Anyone who spent even a few seconds glancing at the Canucks’ defensive depth chart knew that the depth defencemen on the team were going to have some trouble making the roster. And anyone who spent a few seconds glancing at the team’s cap situation knew that players making more money than they were worth would have a black mark against them. At that junction of depth defenceman avenue and earns more than he’s worth street sits Shane O’Brien, who was waiver earlier today, along with Darcy Hordichuk.

It’s been a rocky road for O’Brien. He broke into the league as a tough defenceman who was willing to fight, a guy who might have evolved into a relatively high-end shutdown player. Certainly that’s what Tampa Bay was hoping for, back when they allowed Brian Burke to extract a first round pick from them in exchange for O’Brien’s rights. Eventually Tampa Bay sent to Vancouver in exchange for not much (Lukas Krajicek), and it’s been mostly downhill since then, with O’Brien making strange comments to the press and facing discipline from the team.

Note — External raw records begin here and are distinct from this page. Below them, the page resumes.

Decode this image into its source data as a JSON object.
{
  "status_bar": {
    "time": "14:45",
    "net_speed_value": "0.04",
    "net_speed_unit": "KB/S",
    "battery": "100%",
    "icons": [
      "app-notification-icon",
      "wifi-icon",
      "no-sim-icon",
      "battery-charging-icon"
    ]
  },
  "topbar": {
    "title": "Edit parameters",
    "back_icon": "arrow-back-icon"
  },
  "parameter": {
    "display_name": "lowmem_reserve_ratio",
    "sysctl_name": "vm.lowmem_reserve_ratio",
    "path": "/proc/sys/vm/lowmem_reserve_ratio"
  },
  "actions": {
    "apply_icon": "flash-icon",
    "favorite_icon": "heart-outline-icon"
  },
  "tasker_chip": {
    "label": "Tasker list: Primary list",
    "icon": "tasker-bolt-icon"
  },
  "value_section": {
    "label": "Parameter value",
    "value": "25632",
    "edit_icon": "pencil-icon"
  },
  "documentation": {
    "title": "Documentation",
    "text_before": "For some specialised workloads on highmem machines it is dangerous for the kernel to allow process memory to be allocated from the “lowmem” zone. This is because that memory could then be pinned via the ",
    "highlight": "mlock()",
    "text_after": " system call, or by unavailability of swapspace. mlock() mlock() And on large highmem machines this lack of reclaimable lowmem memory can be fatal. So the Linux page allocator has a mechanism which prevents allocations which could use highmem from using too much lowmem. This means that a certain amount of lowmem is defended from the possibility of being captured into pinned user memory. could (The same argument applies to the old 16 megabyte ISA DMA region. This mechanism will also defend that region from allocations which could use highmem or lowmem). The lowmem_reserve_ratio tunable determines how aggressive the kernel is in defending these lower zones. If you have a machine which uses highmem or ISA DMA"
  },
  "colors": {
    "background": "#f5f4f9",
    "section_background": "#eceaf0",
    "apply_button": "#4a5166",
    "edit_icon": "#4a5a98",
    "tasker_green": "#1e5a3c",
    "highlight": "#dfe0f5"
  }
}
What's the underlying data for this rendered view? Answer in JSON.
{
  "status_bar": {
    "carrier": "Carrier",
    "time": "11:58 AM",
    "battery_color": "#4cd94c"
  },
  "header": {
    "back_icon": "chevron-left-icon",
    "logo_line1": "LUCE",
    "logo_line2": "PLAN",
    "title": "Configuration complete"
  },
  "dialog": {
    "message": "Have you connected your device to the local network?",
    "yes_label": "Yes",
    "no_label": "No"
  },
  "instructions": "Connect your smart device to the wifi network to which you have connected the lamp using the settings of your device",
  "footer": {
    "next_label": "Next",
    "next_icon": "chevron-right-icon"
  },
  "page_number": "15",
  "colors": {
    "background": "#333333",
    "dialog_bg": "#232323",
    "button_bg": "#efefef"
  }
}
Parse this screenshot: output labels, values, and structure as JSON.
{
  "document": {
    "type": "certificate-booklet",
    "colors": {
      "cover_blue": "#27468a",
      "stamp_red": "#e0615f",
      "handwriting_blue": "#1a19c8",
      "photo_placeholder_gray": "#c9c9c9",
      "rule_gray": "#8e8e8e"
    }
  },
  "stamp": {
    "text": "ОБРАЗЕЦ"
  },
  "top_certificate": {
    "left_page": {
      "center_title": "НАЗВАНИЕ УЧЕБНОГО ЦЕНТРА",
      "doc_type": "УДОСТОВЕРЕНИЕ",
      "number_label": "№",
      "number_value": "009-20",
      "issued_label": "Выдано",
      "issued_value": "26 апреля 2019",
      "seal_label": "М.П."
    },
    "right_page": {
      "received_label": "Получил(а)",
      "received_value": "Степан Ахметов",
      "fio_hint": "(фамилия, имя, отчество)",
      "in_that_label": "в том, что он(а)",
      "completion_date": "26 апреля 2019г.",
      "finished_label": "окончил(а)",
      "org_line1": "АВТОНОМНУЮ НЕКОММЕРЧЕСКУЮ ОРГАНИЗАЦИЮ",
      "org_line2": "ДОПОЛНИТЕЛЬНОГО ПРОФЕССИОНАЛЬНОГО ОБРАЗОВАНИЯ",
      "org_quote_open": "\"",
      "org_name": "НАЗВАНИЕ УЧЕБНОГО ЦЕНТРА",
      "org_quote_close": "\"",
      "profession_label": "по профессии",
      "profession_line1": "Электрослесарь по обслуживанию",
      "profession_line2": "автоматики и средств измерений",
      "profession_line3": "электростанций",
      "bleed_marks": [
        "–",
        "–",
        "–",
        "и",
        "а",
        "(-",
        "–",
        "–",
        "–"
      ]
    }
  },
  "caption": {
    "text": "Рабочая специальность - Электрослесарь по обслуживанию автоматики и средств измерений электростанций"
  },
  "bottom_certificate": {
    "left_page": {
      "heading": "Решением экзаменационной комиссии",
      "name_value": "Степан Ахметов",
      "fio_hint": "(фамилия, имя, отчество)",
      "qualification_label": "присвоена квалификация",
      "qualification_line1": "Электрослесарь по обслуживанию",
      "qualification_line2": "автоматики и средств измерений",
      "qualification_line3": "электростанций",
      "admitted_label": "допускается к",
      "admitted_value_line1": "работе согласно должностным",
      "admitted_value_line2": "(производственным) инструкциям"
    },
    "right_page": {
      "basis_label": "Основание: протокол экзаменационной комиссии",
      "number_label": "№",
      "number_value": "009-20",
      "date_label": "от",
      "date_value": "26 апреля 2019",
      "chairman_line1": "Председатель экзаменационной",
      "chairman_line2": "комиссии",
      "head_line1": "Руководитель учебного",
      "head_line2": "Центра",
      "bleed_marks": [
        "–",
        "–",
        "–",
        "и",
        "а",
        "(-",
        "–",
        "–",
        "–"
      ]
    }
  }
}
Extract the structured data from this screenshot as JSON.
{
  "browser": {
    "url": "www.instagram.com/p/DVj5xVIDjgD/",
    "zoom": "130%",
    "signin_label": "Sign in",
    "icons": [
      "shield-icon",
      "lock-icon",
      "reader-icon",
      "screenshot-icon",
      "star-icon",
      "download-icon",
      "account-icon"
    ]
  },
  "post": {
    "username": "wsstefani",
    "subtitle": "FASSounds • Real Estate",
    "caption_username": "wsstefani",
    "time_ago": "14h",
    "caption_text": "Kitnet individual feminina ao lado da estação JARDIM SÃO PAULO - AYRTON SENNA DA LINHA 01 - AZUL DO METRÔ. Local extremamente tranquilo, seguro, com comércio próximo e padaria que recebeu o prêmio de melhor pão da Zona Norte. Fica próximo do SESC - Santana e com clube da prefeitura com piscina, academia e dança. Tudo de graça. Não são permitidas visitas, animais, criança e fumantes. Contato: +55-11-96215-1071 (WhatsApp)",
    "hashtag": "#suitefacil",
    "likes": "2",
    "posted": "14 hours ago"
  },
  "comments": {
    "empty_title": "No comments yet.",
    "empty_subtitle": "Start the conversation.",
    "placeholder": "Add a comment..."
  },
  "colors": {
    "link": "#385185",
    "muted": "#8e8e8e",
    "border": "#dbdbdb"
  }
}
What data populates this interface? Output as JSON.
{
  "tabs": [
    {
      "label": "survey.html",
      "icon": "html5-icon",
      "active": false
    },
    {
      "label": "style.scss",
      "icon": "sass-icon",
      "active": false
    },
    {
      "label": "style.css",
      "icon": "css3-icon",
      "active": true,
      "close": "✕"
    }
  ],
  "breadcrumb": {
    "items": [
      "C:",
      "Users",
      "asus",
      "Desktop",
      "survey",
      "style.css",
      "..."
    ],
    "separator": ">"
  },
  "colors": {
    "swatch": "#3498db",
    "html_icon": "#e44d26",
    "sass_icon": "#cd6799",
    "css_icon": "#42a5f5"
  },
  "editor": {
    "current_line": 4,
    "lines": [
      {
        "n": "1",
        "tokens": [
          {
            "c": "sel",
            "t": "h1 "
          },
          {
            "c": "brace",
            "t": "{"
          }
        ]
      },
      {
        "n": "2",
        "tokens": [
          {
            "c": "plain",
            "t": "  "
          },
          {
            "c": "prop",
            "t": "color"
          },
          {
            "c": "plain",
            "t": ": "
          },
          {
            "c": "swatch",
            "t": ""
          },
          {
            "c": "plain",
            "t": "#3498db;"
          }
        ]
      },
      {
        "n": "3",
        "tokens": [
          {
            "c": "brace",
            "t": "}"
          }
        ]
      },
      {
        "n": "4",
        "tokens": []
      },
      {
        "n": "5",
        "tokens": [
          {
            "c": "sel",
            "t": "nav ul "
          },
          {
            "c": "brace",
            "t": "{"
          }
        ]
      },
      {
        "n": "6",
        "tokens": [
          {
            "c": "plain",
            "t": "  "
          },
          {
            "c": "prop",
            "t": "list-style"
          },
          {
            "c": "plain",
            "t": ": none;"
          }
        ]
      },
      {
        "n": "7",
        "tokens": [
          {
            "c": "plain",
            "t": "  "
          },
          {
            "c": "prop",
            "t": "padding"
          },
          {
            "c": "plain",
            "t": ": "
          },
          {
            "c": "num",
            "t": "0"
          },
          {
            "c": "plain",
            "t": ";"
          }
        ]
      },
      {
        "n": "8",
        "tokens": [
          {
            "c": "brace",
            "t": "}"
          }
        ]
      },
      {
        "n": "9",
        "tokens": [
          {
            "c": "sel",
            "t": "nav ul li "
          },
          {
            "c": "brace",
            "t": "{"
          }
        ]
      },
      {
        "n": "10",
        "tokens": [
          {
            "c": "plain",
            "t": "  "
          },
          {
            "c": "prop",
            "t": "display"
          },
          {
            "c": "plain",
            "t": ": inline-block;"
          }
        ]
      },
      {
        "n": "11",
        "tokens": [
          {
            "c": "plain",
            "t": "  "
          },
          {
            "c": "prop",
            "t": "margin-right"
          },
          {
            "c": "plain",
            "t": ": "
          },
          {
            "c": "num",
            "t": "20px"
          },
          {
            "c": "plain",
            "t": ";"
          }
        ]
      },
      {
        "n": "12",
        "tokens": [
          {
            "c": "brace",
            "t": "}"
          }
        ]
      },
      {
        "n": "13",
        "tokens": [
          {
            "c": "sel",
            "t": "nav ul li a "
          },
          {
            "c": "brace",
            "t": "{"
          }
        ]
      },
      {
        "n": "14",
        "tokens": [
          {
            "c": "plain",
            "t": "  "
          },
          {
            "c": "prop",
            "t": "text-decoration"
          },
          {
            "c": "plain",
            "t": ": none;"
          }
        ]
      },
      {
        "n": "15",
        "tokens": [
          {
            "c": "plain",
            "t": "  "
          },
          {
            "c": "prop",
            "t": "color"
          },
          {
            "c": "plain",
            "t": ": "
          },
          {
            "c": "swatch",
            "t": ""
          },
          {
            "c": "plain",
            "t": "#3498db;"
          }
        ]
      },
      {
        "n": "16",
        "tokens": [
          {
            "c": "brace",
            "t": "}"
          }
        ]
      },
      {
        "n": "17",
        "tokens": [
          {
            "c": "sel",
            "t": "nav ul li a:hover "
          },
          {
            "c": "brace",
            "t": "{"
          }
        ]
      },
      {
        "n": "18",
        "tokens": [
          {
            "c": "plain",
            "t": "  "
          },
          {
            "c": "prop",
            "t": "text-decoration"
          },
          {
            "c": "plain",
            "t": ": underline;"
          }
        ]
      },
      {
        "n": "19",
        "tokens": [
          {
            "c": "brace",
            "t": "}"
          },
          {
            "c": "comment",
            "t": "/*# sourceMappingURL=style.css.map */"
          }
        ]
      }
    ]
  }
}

Entering training camp as the likely sixth defenceman, O’Brien didn’t clearly outplay the much cheaper Andrew Alberts, and since $1.6 million is a heavy chunk of change for a seventh defenceman, he finds himself on waivers. While he’s still a capable third-pairing guy, the problems of the last few years combined with his cap hit make me wonder if there’s a team out there willing to claim him, particularly given that most clubs are healthy this time of year and struggling to make cuts as it is.

Also waived was Darcy Hordichuk, who makes decent money for a fighter ($775,000 this season) without other redeeming skills. The Canucks have other options – Rick Rypien is still with the team, and Tanner Glass is a willing combatant, cheaper, and probably has a better chance of contributing on the ice than Hordichuk. That doesn’t mean somebody else won’t take a chance on Hordichuk – after all, there always seem to be teams looking for fighters – but he clearly wasn’t an ideal fit for the Canucks.

All in all, both these moves strike me as perfectly sensible.